  1. Increase muscle tone/strength.
  2. Be able to run at least 5 miles without stopping.
  3. Practice yoga once a week (at least.)

2. Meditate once a week. I’m not much of a spiritual person, however, meditation is good for the mind and the body. I absolutely cannot relax due to my anxiety and I am hoping to change that this year.

3. Draw at least once a week. I’ve been wanting to increase my artistic skills for a while. This is slow burner so I don’t expect too see a ton of progress for a couple years. I’m ok with slow progress in this area of my life.

Goals: desired achievements or outcomes. 

1. Write a book. This goal is the most important to me. It’s absolutely crucial if I’m ever going to be a writer: I have to start writing. I’ve wanted to write a book since high school and I never carried out the idea. The problem is I DON’T KNOW WHAT TO WRITE. No idea feels good enough.

2. Maintain my GPA (grade point average)/Kick ass at university. Oh, I’d be lying if I said I wasn’t neurotic about my GPA. The cost of college-education is too high to be earning C’s and D’s in my classes. Sure, maybe “C’s get degrees” but it doesn’t impress anybody and it doesn’t earn scholarships. Plus I’m going to a different university this year – so I’m definitely going to struggle. I will not let it destroy what I’ve worked so hard for.

3. Travel somewhere new. This is always on my bucket list for each year.

4. Read 20 books. I got a nook (for almost free) this year plus I have tons of books I have not read yet. I have no excuse.

5. Beauty goals: clear up my skin, stop biting my nails, and grow out my hair. Here’s to a better-looking me. I’ll talk more about these later if I succeed.

6. Double my savings. I had only a thousand dollars at the beginning of last year and now I have way more saved up. I’d like to double that. It’s definitely possible.

7. Donate blood. I have to do something that’s not completely self-serving!

8. Make some serious headway with my scrapbook. Frankly, I have too much shit waiting to be glued onto 12×12 pieces of paper.

9. Finish up decorating/fixing up my room. I’ll be living here for two more years. I might as well have a nice looking space.

Bucket List Items/Misc: 

1. Go skydiving. This is for my birthday. But maybe I’ll wimp out.

2. Take a tai chi class. 

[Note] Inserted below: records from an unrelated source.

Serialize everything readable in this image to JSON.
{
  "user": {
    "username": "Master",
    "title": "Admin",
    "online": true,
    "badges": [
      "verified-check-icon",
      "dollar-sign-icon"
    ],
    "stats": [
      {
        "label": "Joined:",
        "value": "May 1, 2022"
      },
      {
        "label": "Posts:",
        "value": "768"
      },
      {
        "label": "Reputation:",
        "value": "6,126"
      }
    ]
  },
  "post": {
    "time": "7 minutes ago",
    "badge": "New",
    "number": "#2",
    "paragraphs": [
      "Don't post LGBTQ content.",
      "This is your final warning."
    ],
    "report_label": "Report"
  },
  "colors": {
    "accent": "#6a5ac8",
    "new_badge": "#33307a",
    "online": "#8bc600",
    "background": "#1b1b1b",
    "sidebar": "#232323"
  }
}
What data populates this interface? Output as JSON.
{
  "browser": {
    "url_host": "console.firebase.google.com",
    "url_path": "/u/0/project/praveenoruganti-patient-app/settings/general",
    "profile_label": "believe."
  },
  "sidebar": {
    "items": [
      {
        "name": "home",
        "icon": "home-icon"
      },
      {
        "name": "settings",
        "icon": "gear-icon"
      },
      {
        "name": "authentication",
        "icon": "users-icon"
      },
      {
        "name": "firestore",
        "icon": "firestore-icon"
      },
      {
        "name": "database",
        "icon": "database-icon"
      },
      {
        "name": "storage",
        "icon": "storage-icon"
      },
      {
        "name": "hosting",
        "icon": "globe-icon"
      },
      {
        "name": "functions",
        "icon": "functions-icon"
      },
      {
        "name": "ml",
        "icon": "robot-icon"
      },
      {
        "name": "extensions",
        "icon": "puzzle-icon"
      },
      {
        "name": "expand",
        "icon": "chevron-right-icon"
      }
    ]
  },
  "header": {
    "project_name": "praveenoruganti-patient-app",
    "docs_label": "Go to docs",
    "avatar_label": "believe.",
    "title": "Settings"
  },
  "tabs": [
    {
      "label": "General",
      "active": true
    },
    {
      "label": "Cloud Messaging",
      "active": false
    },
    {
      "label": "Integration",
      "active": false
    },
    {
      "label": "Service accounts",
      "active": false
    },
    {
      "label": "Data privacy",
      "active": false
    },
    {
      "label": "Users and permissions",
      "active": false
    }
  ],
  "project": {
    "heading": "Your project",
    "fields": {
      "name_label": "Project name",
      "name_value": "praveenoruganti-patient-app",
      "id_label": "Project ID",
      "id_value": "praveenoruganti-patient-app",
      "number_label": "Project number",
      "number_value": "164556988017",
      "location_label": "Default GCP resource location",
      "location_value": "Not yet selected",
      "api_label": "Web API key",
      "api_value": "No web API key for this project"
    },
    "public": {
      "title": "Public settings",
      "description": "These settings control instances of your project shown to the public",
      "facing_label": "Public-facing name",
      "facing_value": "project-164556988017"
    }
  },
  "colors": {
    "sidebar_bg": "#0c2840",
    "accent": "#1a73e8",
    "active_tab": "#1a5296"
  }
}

3. Have a spa day. Haven’t we all wanted to be in a pamper montage from a movie?

4. Go camping. It’s been too long.

5. Get a tattoo. I own a cool shirt that says “kiss my tattooed ass,” yet I have no tattoos. No, I do not wear it in public.

6. Visit 3 attractions in my local city. 

7. Get my fortune told by a psychic. 


1. Eat at 10 new restaurants. 

2. Make sushi.

3. Make caramel apples. 

4. Make ice cream. 

And there we have it! Everything I want to accomplish and experience in the coming year. I always hear that new years resolutions should be realistic and obtainable. I can only agree to a certain extent. In fact, I subscribe to a different theory about goal-setting.

“Shoot for the moon. Even if you miss it you will land among the stars.” —Les Brown.

I like to set the bar high for myself. As long as I am able to accept that I may not obtain everything I set out to do, it will not hurt me in the long run. I’m setting out to write a book in 2018 and if I only write half of the book, then I still have half-a-book more than before. That rhymed.

What are your goals for the new years? What changes would you like to see in your social life, skill set, mental health, career, spirituality, family life, hobbies, or appearance? (or none of the above). I will be coming back to this list before 2019 and talking about what I did and did not accomplish. Finally: